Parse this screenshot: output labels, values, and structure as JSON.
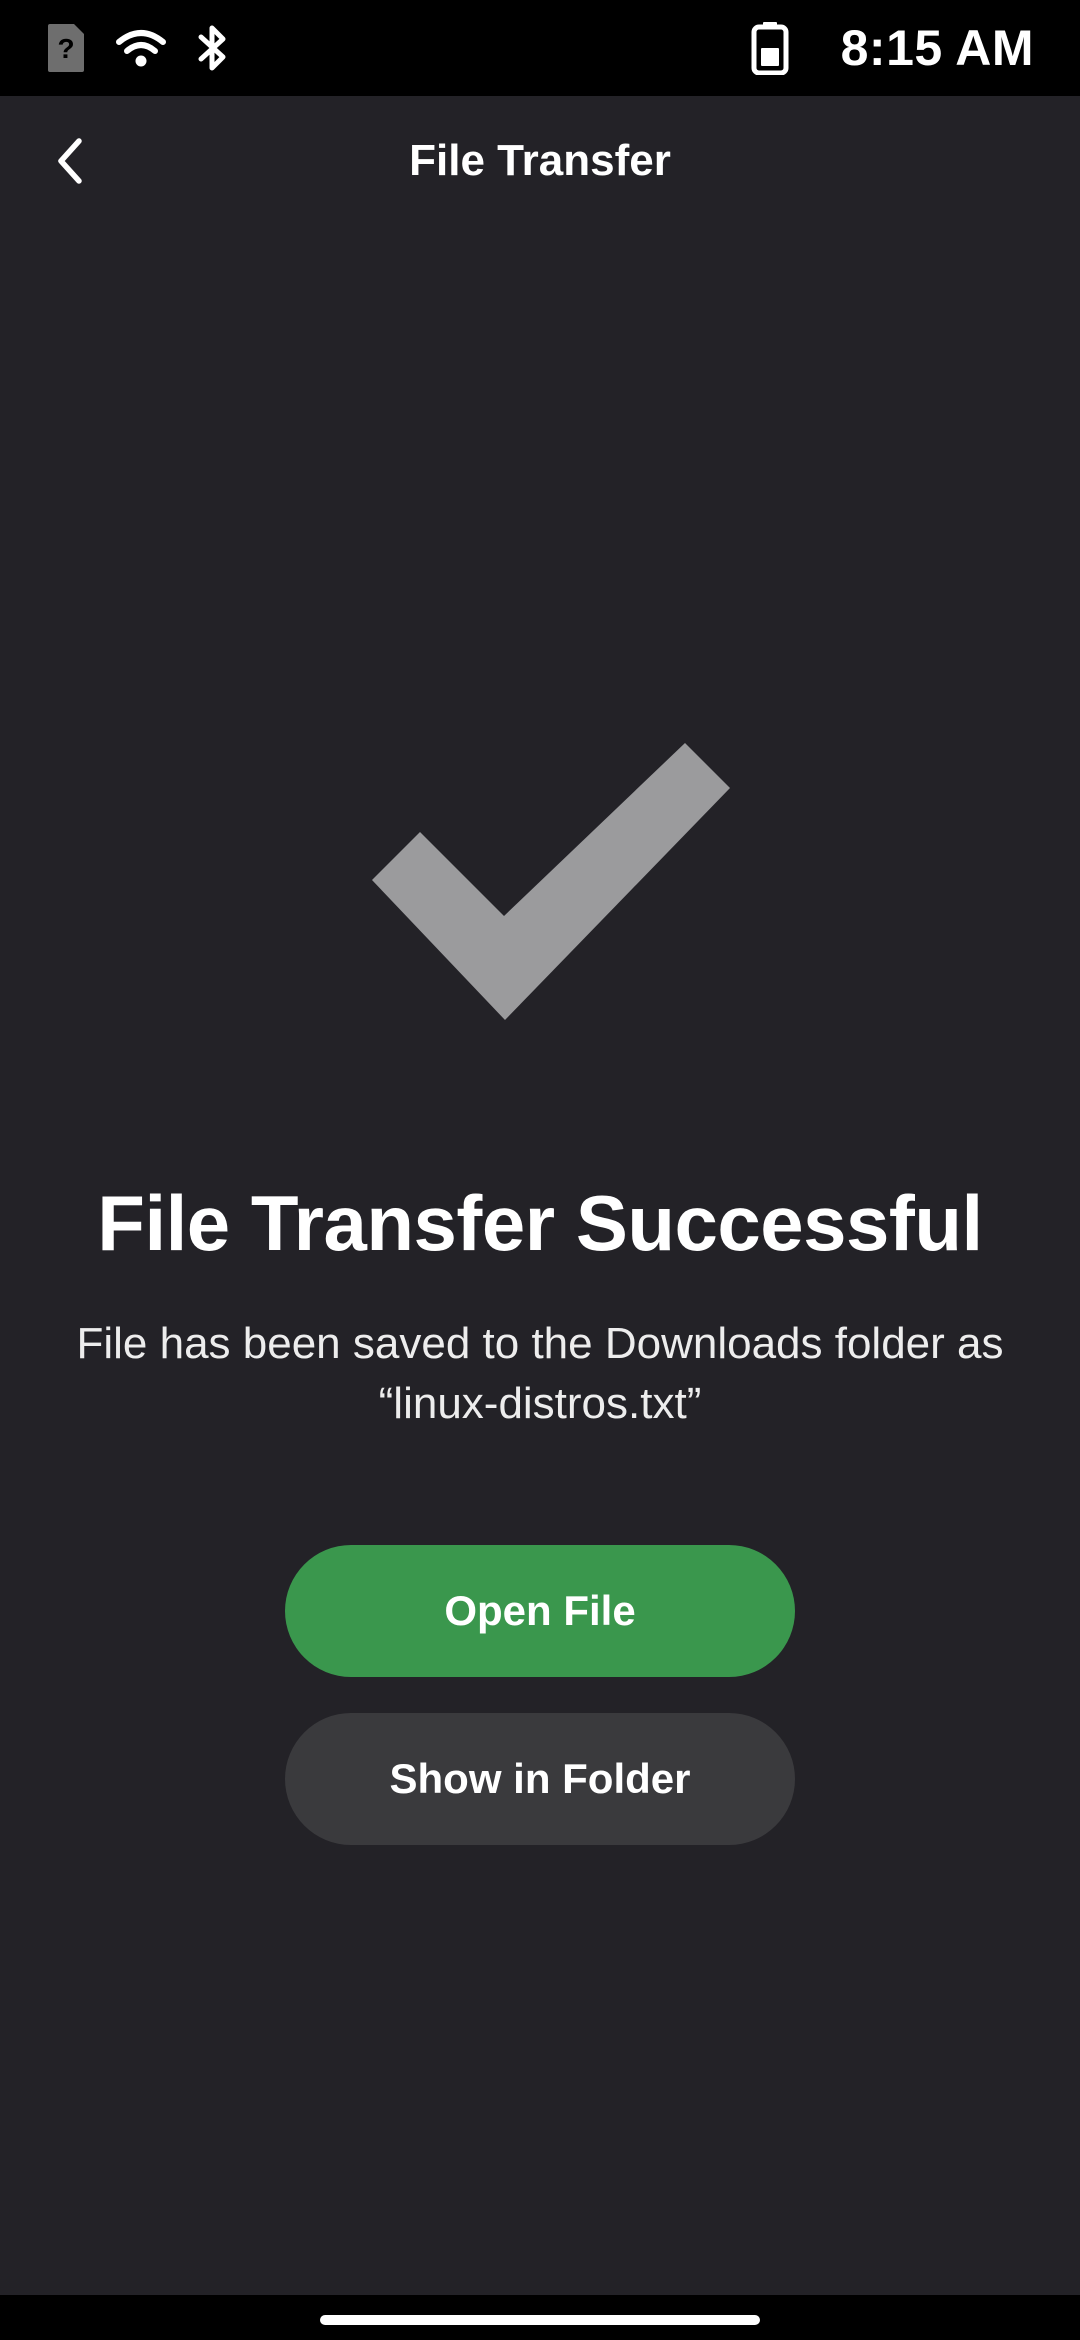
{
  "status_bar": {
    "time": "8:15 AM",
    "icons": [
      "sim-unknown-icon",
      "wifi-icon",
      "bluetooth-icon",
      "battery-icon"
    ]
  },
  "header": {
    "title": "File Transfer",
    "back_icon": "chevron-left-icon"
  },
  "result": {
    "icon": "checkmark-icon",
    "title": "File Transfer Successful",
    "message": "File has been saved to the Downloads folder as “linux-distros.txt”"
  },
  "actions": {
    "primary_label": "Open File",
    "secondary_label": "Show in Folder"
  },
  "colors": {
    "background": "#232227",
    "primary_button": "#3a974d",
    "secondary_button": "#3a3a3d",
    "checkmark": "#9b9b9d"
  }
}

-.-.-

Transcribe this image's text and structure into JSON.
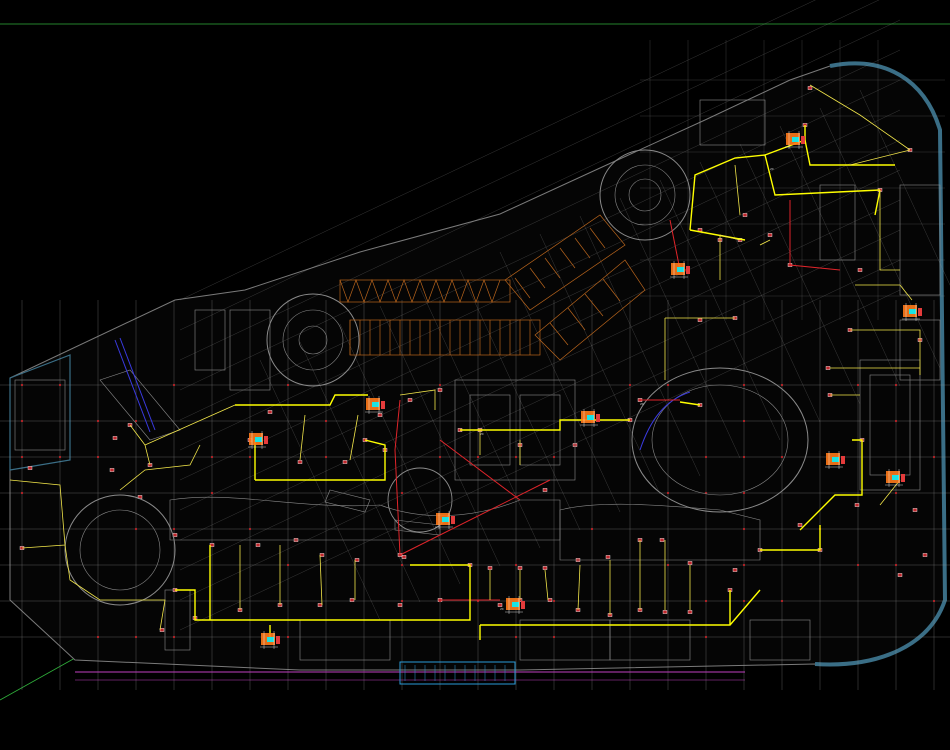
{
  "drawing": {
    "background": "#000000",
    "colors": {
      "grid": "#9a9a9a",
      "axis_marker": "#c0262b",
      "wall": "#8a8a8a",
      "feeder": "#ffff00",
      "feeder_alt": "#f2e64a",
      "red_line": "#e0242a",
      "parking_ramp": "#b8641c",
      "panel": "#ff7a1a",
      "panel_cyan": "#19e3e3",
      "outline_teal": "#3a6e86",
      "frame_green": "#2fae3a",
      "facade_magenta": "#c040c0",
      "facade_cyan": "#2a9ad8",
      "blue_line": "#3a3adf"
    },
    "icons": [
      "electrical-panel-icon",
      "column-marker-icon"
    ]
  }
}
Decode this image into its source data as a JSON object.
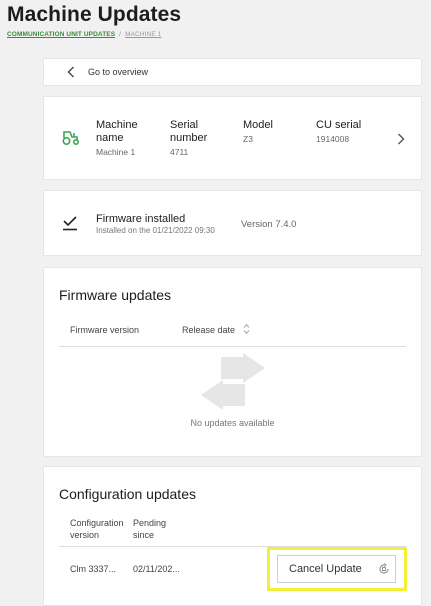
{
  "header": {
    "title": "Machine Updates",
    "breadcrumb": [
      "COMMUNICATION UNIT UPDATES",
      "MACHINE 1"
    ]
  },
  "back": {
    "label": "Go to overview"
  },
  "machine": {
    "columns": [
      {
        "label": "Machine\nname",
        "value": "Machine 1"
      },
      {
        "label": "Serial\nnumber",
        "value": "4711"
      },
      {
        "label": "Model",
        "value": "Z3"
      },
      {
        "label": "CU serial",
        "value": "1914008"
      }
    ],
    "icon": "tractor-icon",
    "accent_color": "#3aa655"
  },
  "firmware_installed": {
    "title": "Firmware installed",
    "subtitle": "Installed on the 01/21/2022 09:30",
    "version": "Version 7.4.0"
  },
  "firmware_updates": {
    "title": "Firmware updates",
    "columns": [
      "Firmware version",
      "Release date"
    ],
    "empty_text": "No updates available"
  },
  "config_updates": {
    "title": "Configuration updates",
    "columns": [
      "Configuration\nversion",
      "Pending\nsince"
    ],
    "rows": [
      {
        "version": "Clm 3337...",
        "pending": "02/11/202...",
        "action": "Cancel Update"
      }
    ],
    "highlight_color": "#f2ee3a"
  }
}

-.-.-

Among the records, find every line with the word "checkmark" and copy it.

    "icon": "checkmark-icon",
    "checkmark": "#9b9b9d"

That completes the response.